▶ AVAILABLE DATA:
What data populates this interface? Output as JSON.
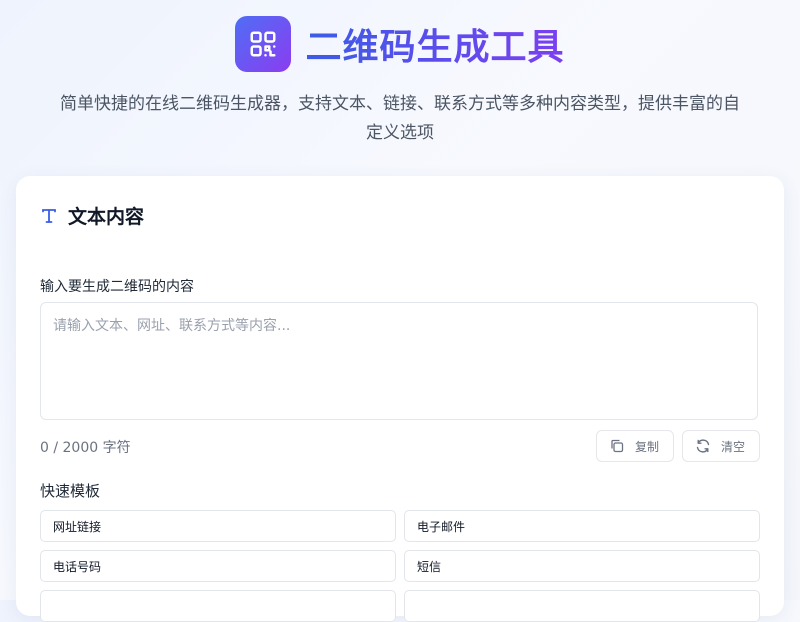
{
  "app": {
    "title": "二维码生成工具",
    "subtitle": "简单快捷的在线二维码生成器，支持文本、链接、联系方式等多种内容类型，提供丰富的自定义选项",
    "logo_icon": "qr-code-icon"
  },
  "card": {
    "title": "文本内容",
    "title_icon": "text-type-icon",
    "input_label": "输入要生成二维码的内容",
    "input_value": "",
    "input_placeholder": "请输入文本、网址、联系方式等内容...",
    "char_count": "0 / 2000 字符",
    "copy_label": "复制",
    "copy_icon": "copy-icon",
    "clear_label": "清空",
    "clear_icon": "refresh-icon"
  },
  "templates": {
    "label": "快速模板",
    "items": [
      {
        "label": "网址链接"
      },
      {
        "label": "电子邮件"
      },
      {
        "label": "电话号码"
      },
      {
        "label": "短信"
      },
      {
        "label": ""
      },
      {
        "label": ""
      }
    ]
  },
  "colors": {
    "accent_start": "#4f6ef5",
    "accent_end": "#8b3cf0",
    "title_icon": "#3b5ce6"
  }
}
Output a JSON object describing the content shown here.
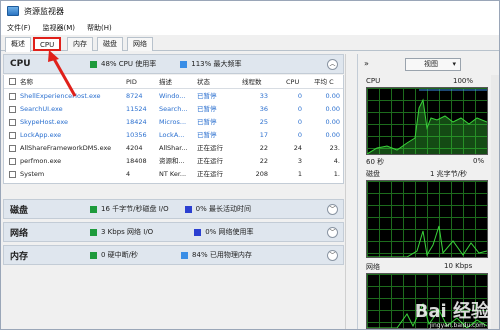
{
  "window": {
    "title": "资源监视器"
  },
  "menu": [
    "文件(F)",
    "监视器(M)",
    "帮助(H)"
  ],
  "tabs": [
    "概述",
    "CPU",
    "内存",
    "磁盘",
    "网络"
  ],
  "cpu_section": {
    "title": "CPU",
    "meter1": "48% CPU 使用率",
    "meter2": "113% 最大频率",
    "columns": [
      "名称",
      "PID",
      "描述",
      "状态",
      "线程数",
      "CPU",
      "平均 C"
    ],
    "rows": [
      {
        "name": "ShellExperienceHost.exe",
        "pid": "8724",
        "desc": "Windo...",
        "status": "已暂停",
        "threads": "33",
        "cpu": "0",
        "avg": "0.00",
        "suspended": true
      },
      {
        "name": "SearchUI.exe",
        "pid": "11524",
        "desc": "Search...",
        "status": "已暂停",
        "threads": "36",
        "cpu": "0",
        "avg": "0.00",
        "suspended": true
      },
      {
        "name": "SkypeHost.exe",
        "pid": "18424",
        "desc": "Micros...",
        "status": "已暂停",
        "threads": "25",
        "cpu": "0",
        "avg": "0.00",
        "suspended": true
      },
      {
        "name": "LockApp.exe",
        "pid": "10356",
        "desc": "LockA...",
        "status": "已暂停",
        "threads": "17",
        "cpu": "0",
        "avg": "0.00",
        "suspended": true
      },
      {
        "name": "AllShareFrameworkDMS.exe",
        "pid": "4204",
        "desc": "AllShar...",
        "status": "正在运行",
        "threads": "22",
        "cpu": "24",
        "avg": "23.",
        "suspended": false
      },
      {
        "name": "perfmon.exe",
        "pid": "18408",
        "desc": "资源和...",
        "status": "正在运行",
        "threads": "22",
        "cpu": "3",
        "avg": "4.",
        "suspended": false
      },
      {
        "name": "System",
        "pid": "4",
        "desc": "NT Ker...",
        "status": "正在运行",
        "threads": "208",
        "cpu": "1",
        "avg": "1.",
        "suspended": false
      }
    ]
  },
  "disk_section": {
    "title": "磁盘",
    "meter1": "16 千字节/秒磁盘 I/O",
    "meter2": "0% 最长活动时间"
  },
  "network_section": {
    "title": "网络",
    "meter1": "3 Kbps 网络 I/O",
    "meter2": "0% 网络使用率"
  },
  "memory_section": {
    "title": "内存",
    "meter1": "0 硬中断/秒",
    "meter2": "84% 已用物理内存"
  },
  "right_panel": {
    "view_label": "视图",
    "cpu_label": "CPU",
    "cpu_value": "100%",
    "cpu_time": "60 秒",
    "cpu_bottom": "0%",
    "disk_label": "磁盘",
    "disk_value": "1 兆字节/秒",
    "net_label": "网络",
    "net_value": "10 Kbps"
  },
  "colors": {
    "green": "#1e9b3c",
    "blue": "#3a8ee6",
    "status_blue": "#2a6fcf",
    "highlight": "#e0201a"
  },
  "watermark": {
    "brand": "Bai 经验",
    "url": "jingyan.baidu.com"
  }
}
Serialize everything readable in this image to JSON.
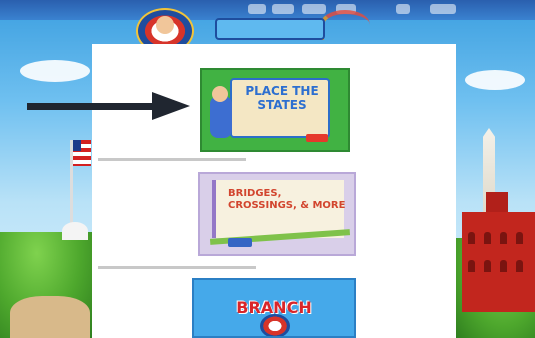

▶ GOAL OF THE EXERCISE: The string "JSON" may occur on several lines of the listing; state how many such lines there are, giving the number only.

▶ YOUR RESPONSE: 3